The FCC in December granted SpaceX with almost $900 million in government appropriations in the main period of the sale.
“Designating Starlink Services as an ETC is in the public interest because it will enable the company to receive support that will facilitate rapid deployment of broadband and voice service to the Service Areas at speeds and latency comparable to terrestrial systems in urban locations,” SpaceX wrote in the filing on Thursday.
“Starlink Services respectfully requests that the Commission grant this petition by June 7, 2021 in order for Starlink Services to meet the Commission’s deadline for ETC designation for the purposes of receiving RDOF support.”
SpaceX’s fast Starlink client development is eminent given the help has been in a public beta for a little more than a quarter of a year.
Yet, client request was evident before Starlink started offering early access, as SpaceX said in July that it got interest in the help from “almost 700,000 people” across the United States. Those people’s advantage came surprisingly close to SpaceX permitting possible clients to join on the organization’s site for refreshes on assistance accessibility.

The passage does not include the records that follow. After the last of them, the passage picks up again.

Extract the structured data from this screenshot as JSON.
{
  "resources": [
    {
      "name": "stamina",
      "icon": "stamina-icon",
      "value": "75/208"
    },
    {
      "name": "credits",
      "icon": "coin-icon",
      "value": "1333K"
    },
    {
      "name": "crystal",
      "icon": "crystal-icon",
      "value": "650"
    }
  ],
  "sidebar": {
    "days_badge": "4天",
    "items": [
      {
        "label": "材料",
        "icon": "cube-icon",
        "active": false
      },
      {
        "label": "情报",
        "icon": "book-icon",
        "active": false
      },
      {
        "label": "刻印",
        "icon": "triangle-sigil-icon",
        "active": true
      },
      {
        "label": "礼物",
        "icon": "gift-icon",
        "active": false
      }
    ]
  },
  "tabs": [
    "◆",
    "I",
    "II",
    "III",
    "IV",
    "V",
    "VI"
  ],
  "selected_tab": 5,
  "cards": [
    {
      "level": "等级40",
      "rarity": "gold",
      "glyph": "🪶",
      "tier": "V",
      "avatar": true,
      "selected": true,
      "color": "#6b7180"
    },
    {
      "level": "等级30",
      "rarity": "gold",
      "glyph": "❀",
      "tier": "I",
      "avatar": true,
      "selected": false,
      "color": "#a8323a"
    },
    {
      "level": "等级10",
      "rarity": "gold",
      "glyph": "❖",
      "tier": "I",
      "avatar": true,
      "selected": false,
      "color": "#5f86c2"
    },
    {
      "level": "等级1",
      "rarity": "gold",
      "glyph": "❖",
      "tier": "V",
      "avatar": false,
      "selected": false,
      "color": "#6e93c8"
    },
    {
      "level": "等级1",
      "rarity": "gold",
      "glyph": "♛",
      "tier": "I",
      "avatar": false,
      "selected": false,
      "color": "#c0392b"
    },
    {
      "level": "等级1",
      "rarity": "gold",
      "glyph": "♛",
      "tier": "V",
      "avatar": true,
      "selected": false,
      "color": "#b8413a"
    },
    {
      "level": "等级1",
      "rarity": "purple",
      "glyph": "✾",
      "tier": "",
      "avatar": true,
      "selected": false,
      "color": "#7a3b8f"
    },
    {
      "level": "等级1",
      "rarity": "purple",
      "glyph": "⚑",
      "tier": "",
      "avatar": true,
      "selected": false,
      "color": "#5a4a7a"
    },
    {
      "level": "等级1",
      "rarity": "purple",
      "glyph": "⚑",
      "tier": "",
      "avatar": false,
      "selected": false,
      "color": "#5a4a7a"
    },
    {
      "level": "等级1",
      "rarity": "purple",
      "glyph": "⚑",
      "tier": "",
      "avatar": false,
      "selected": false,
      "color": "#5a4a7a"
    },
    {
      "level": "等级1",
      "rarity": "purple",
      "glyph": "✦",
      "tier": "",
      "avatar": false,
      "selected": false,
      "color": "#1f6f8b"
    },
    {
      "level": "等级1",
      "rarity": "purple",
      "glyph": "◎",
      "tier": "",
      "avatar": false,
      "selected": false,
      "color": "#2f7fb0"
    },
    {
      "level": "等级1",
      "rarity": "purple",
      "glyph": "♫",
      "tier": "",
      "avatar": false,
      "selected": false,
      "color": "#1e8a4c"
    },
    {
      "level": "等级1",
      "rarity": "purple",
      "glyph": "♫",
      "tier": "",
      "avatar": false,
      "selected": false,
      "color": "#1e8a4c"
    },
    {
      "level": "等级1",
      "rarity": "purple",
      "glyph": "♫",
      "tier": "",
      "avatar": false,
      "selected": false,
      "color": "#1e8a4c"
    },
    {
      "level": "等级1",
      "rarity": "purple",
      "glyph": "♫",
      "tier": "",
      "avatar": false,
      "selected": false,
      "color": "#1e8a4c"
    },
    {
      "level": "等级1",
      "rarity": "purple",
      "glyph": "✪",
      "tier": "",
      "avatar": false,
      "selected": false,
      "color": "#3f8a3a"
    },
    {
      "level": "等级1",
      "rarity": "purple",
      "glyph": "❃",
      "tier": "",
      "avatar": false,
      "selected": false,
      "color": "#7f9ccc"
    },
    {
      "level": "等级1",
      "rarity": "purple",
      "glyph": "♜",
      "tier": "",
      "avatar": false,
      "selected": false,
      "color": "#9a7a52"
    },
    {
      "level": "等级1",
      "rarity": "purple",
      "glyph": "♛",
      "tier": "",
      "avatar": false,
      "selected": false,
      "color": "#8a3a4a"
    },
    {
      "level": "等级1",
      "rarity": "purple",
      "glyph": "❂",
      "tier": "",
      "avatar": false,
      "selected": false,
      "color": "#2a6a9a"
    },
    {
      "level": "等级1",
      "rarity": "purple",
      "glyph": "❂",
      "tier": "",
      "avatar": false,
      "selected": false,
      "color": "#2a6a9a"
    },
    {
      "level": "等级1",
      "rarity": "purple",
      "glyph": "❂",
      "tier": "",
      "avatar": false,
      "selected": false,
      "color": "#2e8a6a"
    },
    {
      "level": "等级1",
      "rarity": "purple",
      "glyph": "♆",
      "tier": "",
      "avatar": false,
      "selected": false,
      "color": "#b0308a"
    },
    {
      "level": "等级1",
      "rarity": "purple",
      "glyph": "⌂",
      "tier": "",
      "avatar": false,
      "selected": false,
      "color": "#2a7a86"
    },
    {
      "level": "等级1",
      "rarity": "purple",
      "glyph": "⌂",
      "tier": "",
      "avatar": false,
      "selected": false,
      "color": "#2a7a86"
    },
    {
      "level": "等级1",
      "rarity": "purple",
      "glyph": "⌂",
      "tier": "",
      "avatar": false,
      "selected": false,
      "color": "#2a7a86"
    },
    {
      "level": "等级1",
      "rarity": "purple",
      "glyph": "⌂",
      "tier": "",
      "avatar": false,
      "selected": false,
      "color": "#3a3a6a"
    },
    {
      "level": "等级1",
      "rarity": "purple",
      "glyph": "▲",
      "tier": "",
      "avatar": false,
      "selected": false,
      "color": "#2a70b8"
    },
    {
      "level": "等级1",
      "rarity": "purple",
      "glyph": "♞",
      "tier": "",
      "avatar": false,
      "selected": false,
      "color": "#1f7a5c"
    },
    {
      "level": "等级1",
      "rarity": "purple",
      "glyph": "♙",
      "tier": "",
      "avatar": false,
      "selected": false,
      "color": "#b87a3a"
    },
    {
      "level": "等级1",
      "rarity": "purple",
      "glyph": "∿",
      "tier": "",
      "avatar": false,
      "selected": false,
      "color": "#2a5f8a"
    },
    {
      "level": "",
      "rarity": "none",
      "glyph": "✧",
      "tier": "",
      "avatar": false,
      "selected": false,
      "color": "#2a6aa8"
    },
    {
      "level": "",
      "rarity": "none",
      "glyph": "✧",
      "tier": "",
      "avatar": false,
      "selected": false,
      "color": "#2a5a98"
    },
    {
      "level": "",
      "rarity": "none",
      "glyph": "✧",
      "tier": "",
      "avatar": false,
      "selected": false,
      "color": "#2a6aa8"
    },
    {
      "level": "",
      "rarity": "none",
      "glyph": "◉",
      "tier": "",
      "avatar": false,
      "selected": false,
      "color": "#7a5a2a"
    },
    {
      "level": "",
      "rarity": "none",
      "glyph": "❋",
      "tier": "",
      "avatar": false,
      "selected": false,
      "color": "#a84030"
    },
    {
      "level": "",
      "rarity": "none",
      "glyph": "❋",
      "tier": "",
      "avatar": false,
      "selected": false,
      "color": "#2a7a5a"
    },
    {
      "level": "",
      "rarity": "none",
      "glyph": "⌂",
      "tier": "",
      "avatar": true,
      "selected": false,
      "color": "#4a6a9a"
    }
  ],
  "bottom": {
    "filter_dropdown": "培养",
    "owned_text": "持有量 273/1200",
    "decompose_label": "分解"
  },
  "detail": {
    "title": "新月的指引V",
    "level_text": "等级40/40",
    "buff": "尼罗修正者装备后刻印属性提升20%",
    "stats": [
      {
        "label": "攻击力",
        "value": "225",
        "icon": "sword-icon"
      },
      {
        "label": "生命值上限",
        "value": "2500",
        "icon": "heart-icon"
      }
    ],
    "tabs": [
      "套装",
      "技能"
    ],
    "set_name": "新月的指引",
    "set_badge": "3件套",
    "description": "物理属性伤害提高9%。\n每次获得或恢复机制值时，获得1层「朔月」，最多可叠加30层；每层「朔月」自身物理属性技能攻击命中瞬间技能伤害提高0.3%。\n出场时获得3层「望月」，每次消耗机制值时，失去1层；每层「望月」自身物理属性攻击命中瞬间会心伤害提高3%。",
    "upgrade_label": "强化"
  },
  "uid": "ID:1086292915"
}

The organization has launched in excess of 1,000 Starlink satellites to date, including a dispatch of another 60 satellites early Thursday morning. SpaceX’s next Starlink dispatch is planned for Friday morning.